(UNHCR) – Eighty-year-old Mauritanian refugee Fatou has seen a lot in her long life, but she still got excited when she went to pick up her new biometric identity card from the UN refugee agency.
“Finally I have it! I know I’m old and I won’t use this card much but I’m happy to have it,” she cried with delight after picking up the card at a school in Richard Toll, a town on Senegal’s border with Mauritania. “At least I have an identity now. I exist,” added Fatou, who was issued ID valid for only three months after fleeing to Senegal in 1989 with a daughter living with disability.
UNHCR, in partnership with the Senegalese government, recently launched a campaign to provide digitized and biometric ID cards to some 19,000 refugees by the end of this year. About 14,000, including Fatou, are from Mauritania and have said they do not wish to return home. More than 24,000 Mauritanians were repatriated from Senegal under a programme launched in 2008 and completed in March this year.
The cards include a picture of the holder as well as fingerprints and biographical data. They are aimed at easing local integration and they guarantee the holder the same rights as Senegalese citizens, including the right to residence in the country and to travel to member states of the Economic Community of West African States (ECOWAS). One of the things it does not grant is the right to vote. They are being distributed to all refugees aged five years or above.
Despite her age, Fatou was determined to collect her card and, with the help of a walking stick, she made her way slowly from her nearby village to a school in Richard Toll that was being used by UNHCR to process and hand out the relatively sophisticated cards, which store data about the holder.
The old lady left her homeland after a long-standing border dispute between Mauritania and Senegal escalated into ethnic violence in April 1989. Some 60,000 Mauritanians fled to Senegal and Mali. UNHCR provided assistance to the Mauritanian refugees in northern Senegal until 1995 and facilitated the reintegration of 35,000 refugees who decided on their own accord to return to Mauritania between 1996 and 1998.
Amy, aged 30, came to Mauritania as a child. She was also delighted about the new ID card, which she said would make life easier for her family. “My [three] children will be able to attend good schools with these cards,” she said, adding: “We couldn’t do anything without them. Banks wouldn’t trust, us as no bank would want to lend money to someone who doesn’t have a valid ID card and it’s hard to start a business with no money.”

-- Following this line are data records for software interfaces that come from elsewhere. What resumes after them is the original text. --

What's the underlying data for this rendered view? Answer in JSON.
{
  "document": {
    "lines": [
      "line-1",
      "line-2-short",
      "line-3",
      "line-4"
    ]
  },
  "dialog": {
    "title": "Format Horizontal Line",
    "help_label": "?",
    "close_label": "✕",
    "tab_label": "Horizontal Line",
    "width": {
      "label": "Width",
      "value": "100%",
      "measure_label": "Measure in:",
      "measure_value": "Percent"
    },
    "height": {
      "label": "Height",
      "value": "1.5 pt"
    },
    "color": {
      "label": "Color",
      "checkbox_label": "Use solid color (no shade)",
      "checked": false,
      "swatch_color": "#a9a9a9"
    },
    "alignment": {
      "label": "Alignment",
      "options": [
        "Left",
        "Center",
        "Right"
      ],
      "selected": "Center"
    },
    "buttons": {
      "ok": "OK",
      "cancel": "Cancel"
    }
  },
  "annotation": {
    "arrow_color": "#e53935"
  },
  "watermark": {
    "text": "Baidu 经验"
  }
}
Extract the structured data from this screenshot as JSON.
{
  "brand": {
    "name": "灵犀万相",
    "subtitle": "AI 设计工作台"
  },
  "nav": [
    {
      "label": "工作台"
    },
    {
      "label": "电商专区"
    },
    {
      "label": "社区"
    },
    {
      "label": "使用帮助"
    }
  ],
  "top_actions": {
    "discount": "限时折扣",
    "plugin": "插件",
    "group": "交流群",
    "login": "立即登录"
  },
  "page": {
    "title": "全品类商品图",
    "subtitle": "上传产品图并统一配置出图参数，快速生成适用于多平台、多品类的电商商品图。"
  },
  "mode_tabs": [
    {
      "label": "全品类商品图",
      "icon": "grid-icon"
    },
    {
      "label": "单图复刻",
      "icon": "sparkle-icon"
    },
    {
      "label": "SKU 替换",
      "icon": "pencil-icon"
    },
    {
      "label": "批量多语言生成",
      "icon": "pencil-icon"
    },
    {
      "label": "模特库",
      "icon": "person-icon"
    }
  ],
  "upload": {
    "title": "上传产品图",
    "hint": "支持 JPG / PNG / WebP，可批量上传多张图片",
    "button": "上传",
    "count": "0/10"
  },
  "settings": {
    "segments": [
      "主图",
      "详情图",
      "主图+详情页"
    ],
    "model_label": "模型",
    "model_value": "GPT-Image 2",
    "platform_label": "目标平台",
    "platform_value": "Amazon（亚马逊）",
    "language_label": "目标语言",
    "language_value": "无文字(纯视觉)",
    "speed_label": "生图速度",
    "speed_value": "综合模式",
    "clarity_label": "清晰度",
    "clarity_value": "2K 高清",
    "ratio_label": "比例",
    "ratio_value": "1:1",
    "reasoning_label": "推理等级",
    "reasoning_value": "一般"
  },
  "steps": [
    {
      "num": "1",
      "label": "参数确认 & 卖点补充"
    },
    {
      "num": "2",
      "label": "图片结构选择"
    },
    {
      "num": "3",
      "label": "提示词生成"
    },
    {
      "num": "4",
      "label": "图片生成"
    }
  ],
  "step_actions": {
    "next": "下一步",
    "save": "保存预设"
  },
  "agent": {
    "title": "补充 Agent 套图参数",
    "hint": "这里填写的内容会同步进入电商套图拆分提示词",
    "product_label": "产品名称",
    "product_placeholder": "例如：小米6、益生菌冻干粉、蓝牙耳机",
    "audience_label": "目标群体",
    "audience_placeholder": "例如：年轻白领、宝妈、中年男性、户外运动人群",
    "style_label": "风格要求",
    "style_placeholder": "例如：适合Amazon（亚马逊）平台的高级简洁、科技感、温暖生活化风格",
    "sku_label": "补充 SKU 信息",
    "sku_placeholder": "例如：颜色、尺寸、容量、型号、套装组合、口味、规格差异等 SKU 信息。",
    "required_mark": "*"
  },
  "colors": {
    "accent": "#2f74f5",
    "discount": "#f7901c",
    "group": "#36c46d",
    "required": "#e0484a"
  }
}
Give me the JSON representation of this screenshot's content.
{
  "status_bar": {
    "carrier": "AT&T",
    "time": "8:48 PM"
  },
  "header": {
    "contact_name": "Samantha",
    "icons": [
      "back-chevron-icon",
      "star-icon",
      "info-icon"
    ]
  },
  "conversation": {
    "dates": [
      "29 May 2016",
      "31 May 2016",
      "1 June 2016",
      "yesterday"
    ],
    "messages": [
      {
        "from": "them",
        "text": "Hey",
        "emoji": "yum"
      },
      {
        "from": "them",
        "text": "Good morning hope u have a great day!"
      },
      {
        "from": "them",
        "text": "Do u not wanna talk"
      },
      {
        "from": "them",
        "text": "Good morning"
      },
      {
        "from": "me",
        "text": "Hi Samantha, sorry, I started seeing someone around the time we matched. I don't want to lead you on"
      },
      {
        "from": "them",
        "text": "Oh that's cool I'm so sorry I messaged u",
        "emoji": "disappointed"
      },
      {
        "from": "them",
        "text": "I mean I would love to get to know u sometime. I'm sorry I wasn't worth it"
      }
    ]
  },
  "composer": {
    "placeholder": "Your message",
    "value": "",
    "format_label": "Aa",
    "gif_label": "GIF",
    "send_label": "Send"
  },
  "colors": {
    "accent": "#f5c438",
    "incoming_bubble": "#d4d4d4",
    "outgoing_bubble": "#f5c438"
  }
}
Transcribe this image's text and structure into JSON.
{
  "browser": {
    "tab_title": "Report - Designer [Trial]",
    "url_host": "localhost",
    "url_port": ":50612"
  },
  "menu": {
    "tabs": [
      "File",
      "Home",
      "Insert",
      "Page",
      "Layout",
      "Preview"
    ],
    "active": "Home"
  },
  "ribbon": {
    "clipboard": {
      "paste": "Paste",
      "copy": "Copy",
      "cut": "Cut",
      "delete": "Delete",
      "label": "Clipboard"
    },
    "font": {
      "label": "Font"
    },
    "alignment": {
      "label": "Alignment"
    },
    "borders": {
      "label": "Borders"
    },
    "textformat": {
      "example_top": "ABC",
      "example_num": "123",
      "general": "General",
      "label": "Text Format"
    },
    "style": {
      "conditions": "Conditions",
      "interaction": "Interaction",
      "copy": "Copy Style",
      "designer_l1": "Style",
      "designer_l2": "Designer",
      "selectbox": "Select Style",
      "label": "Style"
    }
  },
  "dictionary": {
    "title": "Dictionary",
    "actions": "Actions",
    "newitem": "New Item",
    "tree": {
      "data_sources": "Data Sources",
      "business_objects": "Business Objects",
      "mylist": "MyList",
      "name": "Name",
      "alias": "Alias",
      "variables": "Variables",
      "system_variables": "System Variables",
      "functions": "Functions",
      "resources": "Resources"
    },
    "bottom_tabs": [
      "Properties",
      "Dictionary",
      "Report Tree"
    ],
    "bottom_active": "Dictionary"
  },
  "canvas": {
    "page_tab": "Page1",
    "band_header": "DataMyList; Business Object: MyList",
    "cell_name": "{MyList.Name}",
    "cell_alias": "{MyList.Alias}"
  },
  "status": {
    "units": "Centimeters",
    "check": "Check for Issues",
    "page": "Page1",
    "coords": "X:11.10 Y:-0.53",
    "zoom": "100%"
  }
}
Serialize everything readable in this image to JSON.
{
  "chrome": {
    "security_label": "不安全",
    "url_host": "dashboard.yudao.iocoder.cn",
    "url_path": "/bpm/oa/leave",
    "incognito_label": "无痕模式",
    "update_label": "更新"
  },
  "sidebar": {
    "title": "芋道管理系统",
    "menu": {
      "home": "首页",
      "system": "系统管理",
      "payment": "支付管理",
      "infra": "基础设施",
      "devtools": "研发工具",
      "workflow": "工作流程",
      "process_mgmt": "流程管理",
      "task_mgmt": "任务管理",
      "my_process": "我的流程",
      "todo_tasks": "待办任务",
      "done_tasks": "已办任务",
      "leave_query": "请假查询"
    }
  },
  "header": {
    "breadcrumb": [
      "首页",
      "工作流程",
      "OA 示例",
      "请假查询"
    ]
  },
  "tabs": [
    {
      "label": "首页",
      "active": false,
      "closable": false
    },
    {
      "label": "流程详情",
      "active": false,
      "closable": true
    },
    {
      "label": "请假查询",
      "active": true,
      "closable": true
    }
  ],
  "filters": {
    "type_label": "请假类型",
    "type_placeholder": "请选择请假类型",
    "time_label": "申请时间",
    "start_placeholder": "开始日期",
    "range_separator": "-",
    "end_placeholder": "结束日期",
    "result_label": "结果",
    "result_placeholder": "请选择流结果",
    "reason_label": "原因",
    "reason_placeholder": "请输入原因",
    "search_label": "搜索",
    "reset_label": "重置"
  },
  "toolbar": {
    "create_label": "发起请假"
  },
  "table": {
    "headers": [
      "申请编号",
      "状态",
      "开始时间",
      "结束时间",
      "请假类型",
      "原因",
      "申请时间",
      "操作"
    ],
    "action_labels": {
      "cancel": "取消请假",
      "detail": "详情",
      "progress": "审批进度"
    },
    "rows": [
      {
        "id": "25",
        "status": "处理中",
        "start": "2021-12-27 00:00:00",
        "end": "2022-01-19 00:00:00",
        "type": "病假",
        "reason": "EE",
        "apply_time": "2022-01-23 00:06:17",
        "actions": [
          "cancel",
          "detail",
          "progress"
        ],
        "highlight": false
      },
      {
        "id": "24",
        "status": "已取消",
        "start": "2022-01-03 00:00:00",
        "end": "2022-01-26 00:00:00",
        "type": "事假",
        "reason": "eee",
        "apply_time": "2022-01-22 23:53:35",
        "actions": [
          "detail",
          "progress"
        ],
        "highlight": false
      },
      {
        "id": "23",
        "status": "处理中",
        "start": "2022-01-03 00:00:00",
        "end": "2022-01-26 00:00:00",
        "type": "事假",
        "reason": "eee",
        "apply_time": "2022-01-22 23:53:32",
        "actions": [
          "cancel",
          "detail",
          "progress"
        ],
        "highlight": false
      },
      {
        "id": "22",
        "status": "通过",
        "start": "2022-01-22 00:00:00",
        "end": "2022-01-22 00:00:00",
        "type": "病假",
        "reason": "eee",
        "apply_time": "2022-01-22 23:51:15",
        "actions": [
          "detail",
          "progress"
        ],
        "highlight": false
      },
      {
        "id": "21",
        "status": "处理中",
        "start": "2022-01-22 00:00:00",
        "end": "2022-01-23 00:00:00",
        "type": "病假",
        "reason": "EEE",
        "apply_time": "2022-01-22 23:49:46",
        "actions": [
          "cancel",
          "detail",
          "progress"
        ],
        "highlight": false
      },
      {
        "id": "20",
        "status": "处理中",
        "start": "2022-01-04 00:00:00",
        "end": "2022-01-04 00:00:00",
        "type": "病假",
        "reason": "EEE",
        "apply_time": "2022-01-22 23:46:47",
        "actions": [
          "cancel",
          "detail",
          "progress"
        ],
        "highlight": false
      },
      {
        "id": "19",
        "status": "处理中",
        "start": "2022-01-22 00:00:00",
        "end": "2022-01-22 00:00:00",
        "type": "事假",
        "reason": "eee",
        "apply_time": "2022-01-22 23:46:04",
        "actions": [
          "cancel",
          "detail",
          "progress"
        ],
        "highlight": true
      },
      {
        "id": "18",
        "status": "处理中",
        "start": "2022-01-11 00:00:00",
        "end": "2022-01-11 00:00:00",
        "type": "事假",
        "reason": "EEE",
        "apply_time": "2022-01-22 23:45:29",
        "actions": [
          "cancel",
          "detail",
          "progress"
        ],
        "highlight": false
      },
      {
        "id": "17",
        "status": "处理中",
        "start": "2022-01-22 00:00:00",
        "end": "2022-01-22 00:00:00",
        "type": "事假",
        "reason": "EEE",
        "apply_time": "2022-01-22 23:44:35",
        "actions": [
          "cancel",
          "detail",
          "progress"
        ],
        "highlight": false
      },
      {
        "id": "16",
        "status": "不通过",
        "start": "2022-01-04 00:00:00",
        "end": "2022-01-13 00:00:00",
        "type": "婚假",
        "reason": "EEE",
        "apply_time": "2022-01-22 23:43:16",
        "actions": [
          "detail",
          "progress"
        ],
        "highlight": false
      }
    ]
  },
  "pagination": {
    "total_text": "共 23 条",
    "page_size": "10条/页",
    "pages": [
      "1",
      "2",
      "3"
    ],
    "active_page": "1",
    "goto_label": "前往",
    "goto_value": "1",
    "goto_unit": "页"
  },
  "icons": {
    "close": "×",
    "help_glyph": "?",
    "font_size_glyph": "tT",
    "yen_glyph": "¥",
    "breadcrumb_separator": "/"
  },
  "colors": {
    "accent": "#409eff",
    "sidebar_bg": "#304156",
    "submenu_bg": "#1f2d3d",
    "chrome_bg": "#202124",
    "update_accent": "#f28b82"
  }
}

She said that getting an ID card was very important for the refugees. “We’ve lived here more than 20 years with no official identification document. Can you imagine? Everywhere you go, it’s the first thing you’re asked for. It hurts when you don’t have any… That’s why we all came today to get them. Nobody went to work, the few people left at home are making lunch.”
Aside from the 14,000 Mauritanians, Senegal also hosts some 5,000 other refugees from 18 different nationalities. They will also receive biometric ID cards. UNHCR has sent teams to remote areas to give ID cards to those who would otherwise have problems getting transportation to card distribution centres, mainly in northern Senegal.
By Mariama Mary Fall-Diaw in Richard Toll, Senegal